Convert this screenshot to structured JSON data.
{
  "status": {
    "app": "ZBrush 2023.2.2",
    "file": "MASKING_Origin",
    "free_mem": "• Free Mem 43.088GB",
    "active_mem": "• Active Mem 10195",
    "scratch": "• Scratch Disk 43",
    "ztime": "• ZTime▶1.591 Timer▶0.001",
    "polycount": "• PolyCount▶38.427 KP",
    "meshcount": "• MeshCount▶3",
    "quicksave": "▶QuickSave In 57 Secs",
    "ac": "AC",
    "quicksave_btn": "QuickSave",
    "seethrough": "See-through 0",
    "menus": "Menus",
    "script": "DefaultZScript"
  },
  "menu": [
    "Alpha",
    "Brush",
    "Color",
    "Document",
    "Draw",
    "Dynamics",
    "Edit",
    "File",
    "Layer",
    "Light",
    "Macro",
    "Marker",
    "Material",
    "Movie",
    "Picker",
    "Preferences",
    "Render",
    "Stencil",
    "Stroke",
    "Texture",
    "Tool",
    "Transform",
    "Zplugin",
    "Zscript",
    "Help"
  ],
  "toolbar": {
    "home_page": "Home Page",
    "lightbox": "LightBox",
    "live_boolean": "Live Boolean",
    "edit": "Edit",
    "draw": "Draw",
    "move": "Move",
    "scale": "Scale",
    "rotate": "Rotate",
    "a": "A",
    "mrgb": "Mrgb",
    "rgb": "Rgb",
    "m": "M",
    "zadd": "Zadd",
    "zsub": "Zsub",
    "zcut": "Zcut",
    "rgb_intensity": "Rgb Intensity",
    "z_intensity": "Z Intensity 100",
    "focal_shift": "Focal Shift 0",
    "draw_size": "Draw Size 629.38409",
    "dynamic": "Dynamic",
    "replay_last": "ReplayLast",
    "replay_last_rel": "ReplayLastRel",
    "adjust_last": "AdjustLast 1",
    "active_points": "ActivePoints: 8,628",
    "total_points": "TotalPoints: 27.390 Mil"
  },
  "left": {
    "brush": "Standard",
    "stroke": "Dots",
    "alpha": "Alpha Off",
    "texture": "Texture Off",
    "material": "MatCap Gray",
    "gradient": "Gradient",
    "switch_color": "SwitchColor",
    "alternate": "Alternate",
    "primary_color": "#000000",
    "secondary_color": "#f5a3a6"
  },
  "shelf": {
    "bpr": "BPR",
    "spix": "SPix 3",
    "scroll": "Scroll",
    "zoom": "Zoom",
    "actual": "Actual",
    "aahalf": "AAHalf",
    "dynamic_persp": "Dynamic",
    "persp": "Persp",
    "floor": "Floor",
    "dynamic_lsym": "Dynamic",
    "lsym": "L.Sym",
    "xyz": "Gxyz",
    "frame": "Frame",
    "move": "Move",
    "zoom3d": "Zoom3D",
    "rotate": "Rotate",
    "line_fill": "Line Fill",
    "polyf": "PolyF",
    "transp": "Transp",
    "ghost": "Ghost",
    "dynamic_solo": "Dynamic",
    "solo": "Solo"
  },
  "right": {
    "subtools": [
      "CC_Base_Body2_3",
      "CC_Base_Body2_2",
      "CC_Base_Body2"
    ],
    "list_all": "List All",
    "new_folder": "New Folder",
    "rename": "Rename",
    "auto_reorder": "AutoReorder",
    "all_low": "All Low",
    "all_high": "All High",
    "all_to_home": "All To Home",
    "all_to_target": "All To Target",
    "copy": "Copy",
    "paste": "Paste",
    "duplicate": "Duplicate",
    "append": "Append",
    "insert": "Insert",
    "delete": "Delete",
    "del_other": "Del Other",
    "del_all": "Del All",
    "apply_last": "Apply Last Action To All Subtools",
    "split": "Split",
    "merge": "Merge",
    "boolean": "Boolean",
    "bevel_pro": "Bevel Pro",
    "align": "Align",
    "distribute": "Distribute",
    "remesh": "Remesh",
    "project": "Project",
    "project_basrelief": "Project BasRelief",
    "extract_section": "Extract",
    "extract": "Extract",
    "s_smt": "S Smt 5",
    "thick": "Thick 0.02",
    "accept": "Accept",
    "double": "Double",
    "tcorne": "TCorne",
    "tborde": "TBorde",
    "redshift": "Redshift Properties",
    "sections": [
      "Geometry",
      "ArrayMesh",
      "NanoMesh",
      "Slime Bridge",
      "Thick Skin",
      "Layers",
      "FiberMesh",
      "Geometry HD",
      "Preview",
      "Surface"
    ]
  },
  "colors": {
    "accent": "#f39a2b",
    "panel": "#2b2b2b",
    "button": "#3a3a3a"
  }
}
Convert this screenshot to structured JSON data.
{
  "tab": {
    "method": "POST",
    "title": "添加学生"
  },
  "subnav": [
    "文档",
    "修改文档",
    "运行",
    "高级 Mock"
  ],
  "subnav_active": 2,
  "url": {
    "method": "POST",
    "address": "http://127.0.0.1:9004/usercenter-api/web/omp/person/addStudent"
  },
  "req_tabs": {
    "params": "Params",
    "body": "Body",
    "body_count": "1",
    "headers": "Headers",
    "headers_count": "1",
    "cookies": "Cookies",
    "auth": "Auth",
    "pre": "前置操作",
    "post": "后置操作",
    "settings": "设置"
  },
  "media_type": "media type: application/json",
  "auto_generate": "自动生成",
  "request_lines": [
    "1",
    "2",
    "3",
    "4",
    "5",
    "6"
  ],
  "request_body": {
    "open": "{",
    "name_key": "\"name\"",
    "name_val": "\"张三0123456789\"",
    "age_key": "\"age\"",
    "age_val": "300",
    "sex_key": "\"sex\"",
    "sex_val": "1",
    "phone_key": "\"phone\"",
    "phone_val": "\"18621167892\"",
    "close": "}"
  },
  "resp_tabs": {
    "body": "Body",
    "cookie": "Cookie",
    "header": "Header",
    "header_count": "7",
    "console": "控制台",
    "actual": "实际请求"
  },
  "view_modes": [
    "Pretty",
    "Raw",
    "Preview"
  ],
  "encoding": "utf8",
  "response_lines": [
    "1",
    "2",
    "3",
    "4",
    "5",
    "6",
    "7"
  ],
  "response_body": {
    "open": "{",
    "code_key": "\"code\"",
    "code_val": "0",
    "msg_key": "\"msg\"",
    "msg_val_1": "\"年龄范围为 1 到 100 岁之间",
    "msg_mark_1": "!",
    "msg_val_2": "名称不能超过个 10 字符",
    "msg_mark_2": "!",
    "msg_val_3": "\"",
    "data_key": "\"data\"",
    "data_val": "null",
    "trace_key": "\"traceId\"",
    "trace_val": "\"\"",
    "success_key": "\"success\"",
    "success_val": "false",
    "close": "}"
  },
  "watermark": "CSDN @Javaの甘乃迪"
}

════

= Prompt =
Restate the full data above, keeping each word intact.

= Task answer =
Convert this screenshot to structured JSON data.
{
  "status": {
    "app": "ZBrush 2023.2.2",
    "file": "MASKING_Origin",
    "free_mem": "• Free Mem 43.088GB",
    "active_mem": "• Active Mem 10195",
    "scratch": "• Scratch Disk 43",
    "ztime": "• ZTime▶1.591 Timer▶0.001",
    "polycount": "• PolyCount▶38.427 KP",
    "meshcount": "• MeshCount▶3",
    "quicksave": "▶QuickSave In 57 Secs",
    "ac": "AC",
    "quicksave_btn": "QuickSave",
    "seethrough": "See-through 0",
    "menus": "Menus",
    "script": "DefaultZScript"
  },
  "menu": [
    "Alpha",
    "Brush",
    "Color",
    "Document",
    "Draw",
    "Dynamics",
    "Edit",
    "File",
    "Layer",
    "Light",
    "Macro",
    "Marker",
    "Material",
    "Movie",
    "Picker",
    "Preferences",
    "Render",
    "Stencil",
    "Stroke",
    "Texture",
    "Tool",
    "Transform",
    "Zplugin",
    "Zscript",
    "Help"
  ],
  "toolbar": {
    "home_page": "Home Page",
    "lightbox": "LightBox",
    "live_boolean": "Live Boolean",
    "edit": "Edit",
    "draw": "Draw",
    "move": "Move",
    "scale": "Scale",
    "rotate": "Rotate",
    "a": "A",
    "mrgb": "Mrgb",
    "rgb": "Rgb",
    "m": "M",
    "zadd": "Zadd",
    "zsub": "Zsub",
    "zcut": "Zcut",
    "rgb_intensity": "Rgb Intensity",
    "z_intensity": "Z Intensity 100",
    "focal_shift": "Focal Shift 0",
    "draw_size": "Draw Size 629.38409",
    "dynamic": "Dynamic",
    "replay_last": "ReplayLast",
    "replay_last_rel": "ReplayLastRel",
    "adjust_last": "AdjustLast 1",
    "active_points": "ActivePoints: 8,628",
    "total_points": "TotalPoints: 27.390 Mil"
  },
  "left": {
    "brush": "Standard",
    "stroke": "Dots",
    "alpha": "Alpha Off",
    "texture": "Texture Off",
    "material": "MatCap Gray",
    "gradient": "Gradient",
    "switch_color": "SwitchColor",
    "alternate": "Alternate",
    "primary_color": "#000000",
    "secondary_color": "#f5a3a6"
  },
  "shelf": {
    "bpr": "BPR",
    "spix": "SPix 3",
    "scroll": "Scroll",
    "zoom": "Zoom",
    "actual": "Actual",
    "aahalf": "AAHalf",
    "dynamic_persp": "Dynamic",
    "persp": "Persp",
    "floor": "Floor",
    "dynamic_lsym": "Dynamic",
    "lsym": "L.Sym",
    "xyz": "Gxyz",
    "frame": "Frame",
    "move": "Move",
    "zoom3d": "Zoom3D",
    "rotate": "Rotate",
    "line_fill": "Line Fill",
    "polyf": "PolyF",
    "transp": "Transp",
    "ghost": "Ghost",
    "dynamic_solo": "Dynamic",
    "solo": "Solo"
  },
  "right": {
    "subtools": [
      "CC_Base_Body2_3",
      "CC_Base_Body2_2",
      "CC_Base_Body2"
    ],
    "list_all": "List All",
    "new_folder": "New Folder",
    "rename": "Rename",
    "auto_reorder": "AutoReorder",
    "all_low": "All Low",
    "all_high": "All High",
    "all_to_home": "All To Home",
    "all_to_target": "All To Target",
    "copy": "Copy",
    "paste": "Paste",
    "duplicate": "Duplicate",
    "append": "Append",
    "insert": "Insert",
    "delete": "Delete",
    "del_other": "Del Other",
    "del_all": "Del All",
    "apply_last": "Apply Last Action To All Subtools",
    "split": "Split",
    "merge": "Merge",
    "boolean": "Boolean",
    "bevel_pro": "Bevel Pro",
    "align": "Align",
    "distribute": "Distribute",
    "remesh": "Remesh",
    "project": "Project",
    "project_basrelief": "Project BasRelief",
    "extract_section": "Extract",
    "extract": "Extract",
    "s_smt": "S Smt 5",
    "thick": "Thick 0.02",
    "accept": "Accept",
    "double": "Double",
    "tcorne": "TCorne",
    "tborde": "TBorde",
    "redshift": "Redshift Properties",
    "sections": [
      "Geometry",
      "ArrayMesh",
      "NanoMesh",
      "Slime Bridge",
      "Thick Skin",
      "Layers",
      "FiberMesh",
      "Geometry HD",
      "Preview",
      "Surface"
    ]
  },
  "colors": {
    "accent": "#f39a2b",
    "panel": "#2b2b2b",
    "button": "#3a3a3a"
  }
}
Convert this screenshot to structured JSON data.
{
  "tab": {
    "method": "POST",
    "title": "添加学生"
  },
  "subnav": [
    "文档",
    "修改文档",
    "运行",
    "高级 Mock"
  ],
  "subnav_active": 2,
  "url": {
    "method": "POST",
    "address": "http://127.0.0.1:9004/usercenter-api/web/omp/person/addStudent"
  },
  "req_tabs": {
    "params": "Params",
    "body": "Body",
    "body_count": "1",
    "headers": "Headers",
    "headers_count": "1",
    "cookies": "Cookies",
    "auth": "Auth",
    "pre": "前置操作",
    "post": "后置操作",
    "settings": "设置"
  },
  "media_type": "media type: application/json",
  "auto_generate": "自动生成",
  "request_lines": [
    "1",
    "2",
    "3",
    "4",
    "5",
    "6"
  ],
  "request_body": {
    "open": "{",
    "name_key": "\"name\"",
    "name_val": "\"张三0123456789\"",
    "age_key": "\"age\"",
    "age_val": "300",
    "sex_key": "\"sex\"",
    "sex_val": "1",
    "phone_key": "\"phone\"",
    "phone_val": "\"18621167892\"",
    "close": "}"
  },
  "resp_tabs": {
    "body": "Body",
    "cookie": "Cookie",
    "header": "Header",
    "header_count": "7",
    "console": "控制台",
    "actual": "实际请求"
  },
  "view_modes": [
    "Pretty",
    "Raw",
    "Preview"
  ],
  "encoding": "utf8",
  "response_lines": [
    "1",
    "2",
    "3",
    "4",
    "5",
    "6",
    "7"
  ],
  "response_body": {
    "open": "{",
    "code_key": "\"code\"",
    "code_val": "0",
    "msg_key": "\"msg\"",
    "msg_val_1": "\"年龄范围为 1 到 100 岁之间",
    "msg_mark_1": "!",
    "msg_val_2": "名称不能超过个 10 字符",
    "msg_mark_2": "!",
    "msg_val_3": "\"",
    "data_key": "\"data\"",
    "data_val": "null",
    "trace_key": "\"traceId\"",
    "trace_val": "\"\"",
    "success_key": "\"success\"",
    "success_val": "false",
    "close": "}"
  },
  "watermark": "CSDN @Javaの甘乃迪"
}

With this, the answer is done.